**Task item:** What's needed is an exact copy of all the data below, without pictures.

**Extracted material:**
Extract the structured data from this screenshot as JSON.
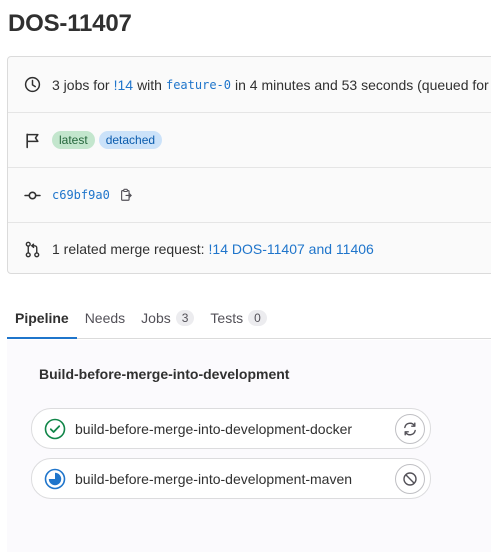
{
  "header": {
    "title": "DOS-11407"
  },
  "info": {
    "summary": {
      "jobs_text": "3 jobs for",
      "mr_link": "!14",
      "with_text": "with",
      "branch": "feature-0",
      "duration_text": "in 4 minutes and 53 seconds (queued for"
    },
    "badges": [
      "latest",
      "detached"
    ],
    "commit": {
      "sha": "c69bf9a0"
    },
    "merge_request": {
      "prefix": "1 related merge request:",
      "link_text": "!14 DOS-11407 and 11406"
    }
  },
  "tabs": [
    {
      "label": "Pipeline",
      "count": null,
      "active": true
    },
    {
      "label": "Needs",
      "count": null,
      "active": false
    },
    {
      "label": "Jobs",
      "count": "3",
      "active": false
    },
    {
      "label": "Tests",
      "count": "0",
      "active": false
    }
  ],
  "pipeline": {
    "stage_name": "Build-before-merge-into-development",
    "jobs": [
      {
        "name": "build-before-merge-into-development-docker",
        "status": "success",
        "action": "retry-icon"
      },
      {
        "name": "build-before-merge-into-development-maven",
        "status": "running",
        "action": "cancel-icon"
      }
    ]
  },
  "colors": {
    "accent": "#1f75cb",
    "success": "#108548",
    "running": "#1f75cb"
  }
}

**Answer to this exercise:**
Extract the structured data from this screenshot as JSON.
{
  "header": {
    "title": "DOS-11407"
  },
  "info": {
    "summary": {
      "jobs_text": "3 jobs for",
      "mr_link": "!14",
      "with_text": "with",
      "branch": "feature-0",
      "duration_text": "in 4 minutes and 53 seconds (queued for"
    },
    "badges": [
      "latest",
      "detached"
    ],
    "commit": {
      "sha": "c69bf9a0"
    },
    "merge_request": {
      "prefix": "1 related merge request:",
      "link_text": "!14 DOS-11407 and 11406"
    }
  },
  "tabs": [
    {
      "label": "Pipeline",
      "count": null,
      "active": true
    },
    {
      "label": "Needs",
      "count": null,
      "active": false
    },
    {
      "label": "Jobs",
      "count": "3",
      "active": false
    },
    {
      "label": "Tests",
      "count": "0",
      "active": false
    }
  ],
  "pipeline": {
    "stage_name": "Build-before-merge-into-development",
    "jobs": [
      {
        "name": "build-before-merge-into-development-docker",
        "status": "success",
        "action": "retry-icon"
      },
      {
        "name": "build-before-merge-into-development-maven",
        "status": "running",
        "action": "cancel-icon"
      }
    ]
  },
  "colors": {
    "accent": "#1f75cb",
    "success": "#108548",
    "running": "#1f75cb"
  }
}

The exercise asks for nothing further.